┌────────
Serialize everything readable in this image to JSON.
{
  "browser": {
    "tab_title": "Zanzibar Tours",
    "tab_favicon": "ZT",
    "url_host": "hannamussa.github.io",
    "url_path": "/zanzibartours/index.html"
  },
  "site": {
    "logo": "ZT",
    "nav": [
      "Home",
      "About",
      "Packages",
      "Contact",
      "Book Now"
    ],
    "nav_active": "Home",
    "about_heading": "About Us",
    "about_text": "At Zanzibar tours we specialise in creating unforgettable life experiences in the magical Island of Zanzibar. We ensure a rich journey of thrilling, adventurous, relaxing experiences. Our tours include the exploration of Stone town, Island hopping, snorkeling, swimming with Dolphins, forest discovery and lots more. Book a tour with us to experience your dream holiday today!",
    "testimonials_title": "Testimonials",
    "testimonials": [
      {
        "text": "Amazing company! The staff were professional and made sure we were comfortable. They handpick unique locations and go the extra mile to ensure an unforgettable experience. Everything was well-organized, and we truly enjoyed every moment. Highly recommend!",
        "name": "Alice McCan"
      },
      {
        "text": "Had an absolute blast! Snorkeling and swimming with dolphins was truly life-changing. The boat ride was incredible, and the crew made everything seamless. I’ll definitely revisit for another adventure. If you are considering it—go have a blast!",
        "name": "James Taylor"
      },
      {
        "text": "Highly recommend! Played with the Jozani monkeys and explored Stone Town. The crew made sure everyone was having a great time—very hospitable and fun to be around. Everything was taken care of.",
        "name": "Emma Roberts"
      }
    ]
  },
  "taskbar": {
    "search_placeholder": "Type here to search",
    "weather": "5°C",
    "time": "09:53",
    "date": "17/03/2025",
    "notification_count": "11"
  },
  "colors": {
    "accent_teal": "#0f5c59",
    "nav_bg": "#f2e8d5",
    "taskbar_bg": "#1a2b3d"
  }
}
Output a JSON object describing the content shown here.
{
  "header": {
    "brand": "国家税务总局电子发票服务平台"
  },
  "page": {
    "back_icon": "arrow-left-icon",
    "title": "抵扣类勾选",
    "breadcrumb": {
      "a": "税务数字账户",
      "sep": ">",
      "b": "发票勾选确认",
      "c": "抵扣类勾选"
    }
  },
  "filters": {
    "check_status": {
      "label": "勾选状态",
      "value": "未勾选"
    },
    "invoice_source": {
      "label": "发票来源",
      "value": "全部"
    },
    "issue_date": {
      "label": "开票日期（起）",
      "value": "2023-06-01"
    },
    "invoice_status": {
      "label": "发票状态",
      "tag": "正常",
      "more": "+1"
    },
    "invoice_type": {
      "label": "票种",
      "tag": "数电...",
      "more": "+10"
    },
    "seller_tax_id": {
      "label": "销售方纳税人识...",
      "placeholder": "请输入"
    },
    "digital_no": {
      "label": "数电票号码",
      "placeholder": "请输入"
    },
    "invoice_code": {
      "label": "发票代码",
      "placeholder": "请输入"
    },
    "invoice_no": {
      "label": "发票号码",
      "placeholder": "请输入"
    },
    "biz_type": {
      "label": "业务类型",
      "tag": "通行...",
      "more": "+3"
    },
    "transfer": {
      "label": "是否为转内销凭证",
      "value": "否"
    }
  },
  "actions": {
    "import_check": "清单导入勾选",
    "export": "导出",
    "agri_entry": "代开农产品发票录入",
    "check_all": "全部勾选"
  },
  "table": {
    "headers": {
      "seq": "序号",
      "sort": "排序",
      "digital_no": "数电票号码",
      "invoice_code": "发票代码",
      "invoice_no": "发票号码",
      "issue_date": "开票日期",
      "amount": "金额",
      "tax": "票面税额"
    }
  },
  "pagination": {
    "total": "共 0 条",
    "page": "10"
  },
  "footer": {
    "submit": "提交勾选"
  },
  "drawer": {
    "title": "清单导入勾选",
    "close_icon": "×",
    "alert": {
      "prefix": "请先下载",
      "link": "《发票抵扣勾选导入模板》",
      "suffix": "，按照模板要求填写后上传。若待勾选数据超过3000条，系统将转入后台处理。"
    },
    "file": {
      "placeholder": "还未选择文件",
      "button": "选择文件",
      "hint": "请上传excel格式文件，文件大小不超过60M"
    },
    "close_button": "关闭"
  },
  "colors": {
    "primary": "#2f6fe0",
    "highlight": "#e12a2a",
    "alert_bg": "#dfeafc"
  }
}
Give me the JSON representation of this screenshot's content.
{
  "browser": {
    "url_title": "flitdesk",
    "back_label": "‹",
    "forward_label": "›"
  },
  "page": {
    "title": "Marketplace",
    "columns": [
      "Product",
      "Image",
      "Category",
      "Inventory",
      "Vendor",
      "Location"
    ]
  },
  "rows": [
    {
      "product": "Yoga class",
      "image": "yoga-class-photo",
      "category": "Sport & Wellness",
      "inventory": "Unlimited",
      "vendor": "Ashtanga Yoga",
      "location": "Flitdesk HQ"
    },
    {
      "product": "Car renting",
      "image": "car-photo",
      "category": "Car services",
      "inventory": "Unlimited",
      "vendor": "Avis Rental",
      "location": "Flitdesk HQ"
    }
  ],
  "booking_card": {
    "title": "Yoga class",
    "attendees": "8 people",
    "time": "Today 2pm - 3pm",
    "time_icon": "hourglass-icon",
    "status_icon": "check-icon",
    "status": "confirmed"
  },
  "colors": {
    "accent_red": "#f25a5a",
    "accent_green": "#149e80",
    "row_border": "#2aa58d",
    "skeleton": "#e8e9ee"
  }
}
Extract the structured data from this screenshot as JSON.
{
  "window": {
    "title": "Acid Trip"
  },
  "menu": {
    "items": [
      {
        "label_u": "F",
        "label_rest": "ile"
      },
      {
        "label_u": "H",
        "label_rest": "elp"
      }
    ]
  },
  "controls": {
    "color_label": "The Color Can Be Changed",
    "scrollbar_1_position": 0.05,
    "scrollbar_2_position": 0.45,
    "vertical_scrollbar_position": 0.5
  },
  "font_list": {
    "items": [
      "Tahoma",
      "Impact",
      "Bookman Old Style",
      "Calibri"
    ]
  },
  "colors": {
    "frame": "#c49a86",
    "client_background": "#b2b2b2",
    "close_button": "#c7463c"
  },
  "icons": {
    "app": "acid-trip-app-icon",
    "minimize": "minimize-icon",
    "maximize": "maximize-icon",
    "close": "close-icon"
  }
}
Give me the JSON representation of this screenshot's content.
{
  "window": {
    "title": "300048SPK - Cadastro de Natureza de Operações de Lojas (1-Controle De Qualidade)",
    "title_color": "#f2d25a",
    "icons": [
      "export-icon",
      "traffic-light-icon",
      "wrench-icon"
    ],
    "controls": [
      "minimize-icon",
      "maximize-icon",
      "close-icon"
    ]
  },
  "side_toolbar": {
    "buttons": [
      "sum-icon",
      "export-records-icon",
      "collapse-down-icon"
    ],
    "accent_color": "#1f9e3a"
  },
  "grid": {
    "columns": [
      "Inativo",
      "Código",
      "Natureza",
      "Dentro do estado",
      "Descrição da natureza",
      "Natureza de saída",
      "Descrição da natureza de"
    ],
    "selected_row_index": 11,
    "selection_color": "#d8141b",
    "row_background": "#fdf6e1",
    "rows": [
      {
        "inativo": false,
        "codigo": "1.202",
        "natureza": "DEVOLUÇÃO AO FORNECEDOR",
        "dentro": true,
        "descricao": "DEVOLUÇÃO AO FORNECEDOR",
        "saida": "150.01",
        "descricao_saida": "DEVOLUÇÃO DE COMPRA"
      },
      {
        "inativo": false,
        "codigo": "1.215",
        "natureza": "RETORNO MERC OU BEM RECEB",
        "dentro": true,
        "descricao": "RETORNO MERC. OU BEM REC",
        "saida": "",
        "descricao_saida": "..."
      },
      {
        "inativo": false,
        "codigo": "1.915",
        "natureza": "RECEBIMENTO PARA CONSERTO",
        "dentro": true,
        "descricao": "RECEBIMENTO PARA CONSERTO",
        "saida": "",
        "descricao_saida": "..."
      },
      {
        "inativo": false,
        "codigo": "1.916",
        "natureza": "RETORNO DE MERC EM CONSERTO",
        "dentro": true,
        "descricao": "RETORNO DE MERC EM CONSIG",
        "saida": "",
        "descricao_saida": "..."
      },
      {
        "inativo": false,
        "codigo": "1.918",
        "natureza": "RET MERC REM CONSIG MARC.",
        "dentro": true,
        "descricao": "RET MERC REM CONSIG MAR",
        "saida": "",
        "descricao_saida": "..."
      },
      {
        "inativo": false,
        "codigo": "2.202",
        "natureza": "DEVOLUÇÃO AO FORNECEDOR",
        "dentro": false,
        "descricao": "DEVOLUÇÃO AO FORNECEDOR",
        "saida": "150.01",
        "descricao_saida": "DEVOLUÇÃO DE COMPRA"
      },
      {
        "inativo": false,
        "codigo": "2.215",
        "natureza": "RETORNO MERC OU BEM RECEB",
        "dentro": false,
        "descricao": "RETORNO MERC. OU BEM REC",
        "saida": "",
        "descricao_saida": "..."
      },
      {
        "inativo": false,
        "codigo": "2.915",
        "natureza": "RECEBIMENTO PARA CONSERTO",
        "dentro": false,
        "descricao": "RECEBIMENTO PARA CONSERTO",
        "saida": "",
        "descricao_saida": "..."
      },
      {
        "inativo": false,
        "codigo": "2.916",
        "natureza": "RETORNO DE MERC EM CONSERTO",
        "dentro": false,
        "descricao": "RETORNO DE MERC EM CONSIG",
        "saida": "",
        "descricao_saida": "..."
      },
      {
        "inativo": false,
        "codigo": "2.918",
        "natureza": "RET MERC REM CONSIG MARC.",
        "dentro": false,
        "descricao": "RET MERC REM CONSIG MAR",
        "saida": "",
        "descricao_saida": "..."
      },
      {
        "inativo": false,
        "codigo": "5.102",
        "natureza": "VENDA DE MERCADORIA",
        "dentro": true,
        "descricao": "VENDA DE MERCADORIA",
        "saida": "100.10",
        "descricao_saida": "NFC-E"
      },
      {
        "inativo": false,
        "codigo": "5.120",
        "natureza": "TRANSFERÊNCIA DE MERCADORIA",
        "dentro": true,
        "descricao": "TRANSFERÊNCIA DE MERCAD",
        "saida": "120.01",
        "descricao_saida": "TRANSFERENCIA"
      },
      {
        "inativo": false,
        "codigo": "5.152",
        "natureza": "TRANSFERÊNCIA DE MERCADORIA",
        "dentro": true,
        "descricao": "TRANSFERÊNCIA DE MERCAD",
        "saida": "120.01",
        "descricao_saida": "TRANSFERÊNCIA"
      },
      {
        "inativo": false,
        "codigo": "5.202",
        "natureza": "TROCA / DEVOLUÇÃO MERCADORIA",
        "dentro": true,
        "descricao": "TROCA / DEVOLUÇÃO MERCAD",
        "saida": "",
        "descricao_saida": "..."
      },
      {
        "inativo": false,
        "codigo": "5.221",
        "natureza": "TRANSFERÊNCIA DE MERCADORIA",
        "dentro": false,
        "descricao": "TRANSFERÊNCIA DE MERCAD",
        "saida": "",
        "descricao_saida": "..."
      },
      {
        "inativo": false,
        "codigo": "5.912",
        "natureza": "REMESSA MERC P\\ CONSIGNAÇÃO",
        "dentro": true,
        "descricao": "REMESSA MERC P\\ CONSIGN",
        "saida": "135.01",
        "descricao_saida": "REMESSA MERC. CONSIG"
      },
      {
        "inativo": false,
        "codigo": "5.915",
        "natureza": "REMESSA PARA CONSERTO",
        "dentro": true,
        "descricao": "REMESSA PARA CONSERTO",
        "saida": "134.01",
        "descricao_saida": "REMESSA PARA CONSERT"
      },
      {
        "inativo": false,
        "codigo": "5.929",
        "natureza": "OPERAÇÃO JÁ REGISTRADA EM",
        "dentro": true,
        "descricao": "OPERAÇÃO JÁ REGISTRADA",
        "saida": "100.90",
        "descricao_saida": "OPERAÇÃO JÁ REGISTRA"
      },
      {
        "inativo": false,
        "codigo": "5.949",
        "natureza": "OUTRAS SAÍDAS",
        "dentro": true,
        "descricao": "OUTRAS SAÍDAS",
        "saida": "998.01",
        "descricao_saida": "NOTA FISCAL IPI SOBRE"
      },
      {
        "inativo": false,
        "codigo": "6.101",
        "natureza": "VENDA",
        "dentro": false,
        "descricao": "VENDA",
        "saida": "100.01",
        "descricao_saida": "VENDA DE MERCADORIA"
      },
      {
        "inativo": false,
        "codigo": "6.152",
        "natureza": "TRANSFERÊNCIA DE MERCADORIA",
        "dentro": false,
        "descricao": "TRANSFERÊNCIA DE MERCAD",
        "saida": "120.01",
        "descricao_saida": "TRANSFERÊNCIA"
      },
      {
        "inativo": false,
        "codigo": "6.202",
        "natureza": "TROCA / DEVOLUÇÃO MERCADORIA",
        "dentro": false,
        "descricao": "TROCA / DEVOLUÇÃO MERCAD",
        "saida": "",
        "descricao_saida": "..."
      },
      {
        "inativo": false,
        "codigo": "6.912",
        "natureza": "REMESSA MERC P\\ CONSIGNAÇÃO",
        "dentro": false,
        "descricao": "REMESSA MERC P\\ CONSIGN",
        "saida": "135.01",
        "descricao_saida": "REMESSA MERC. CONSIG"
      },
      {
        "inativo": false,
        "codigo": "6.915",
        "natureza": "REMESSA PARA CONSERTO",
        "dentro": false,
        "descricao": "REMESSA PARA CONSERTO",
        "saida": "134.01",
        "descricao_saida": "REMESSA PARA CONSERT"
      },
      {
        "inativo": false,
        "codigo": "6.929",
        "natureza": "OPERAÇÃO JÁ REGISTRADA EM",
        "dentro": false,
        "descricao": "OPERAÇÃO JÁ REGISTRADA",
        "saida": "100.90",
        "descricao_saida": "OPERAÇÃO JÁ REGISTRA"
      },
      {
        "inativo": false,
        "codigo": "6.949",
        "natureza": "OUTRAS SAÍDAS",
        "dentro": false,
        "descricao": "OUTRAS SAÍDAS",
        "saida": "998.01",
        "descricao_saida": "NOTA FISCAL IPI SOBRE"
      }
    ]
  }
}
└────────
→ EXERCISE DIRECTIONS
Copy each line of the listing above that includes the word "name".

→ REPLY
        "name": "Alice McCan"
        "name": "James Taylor"
        "name": "Emma Roberts"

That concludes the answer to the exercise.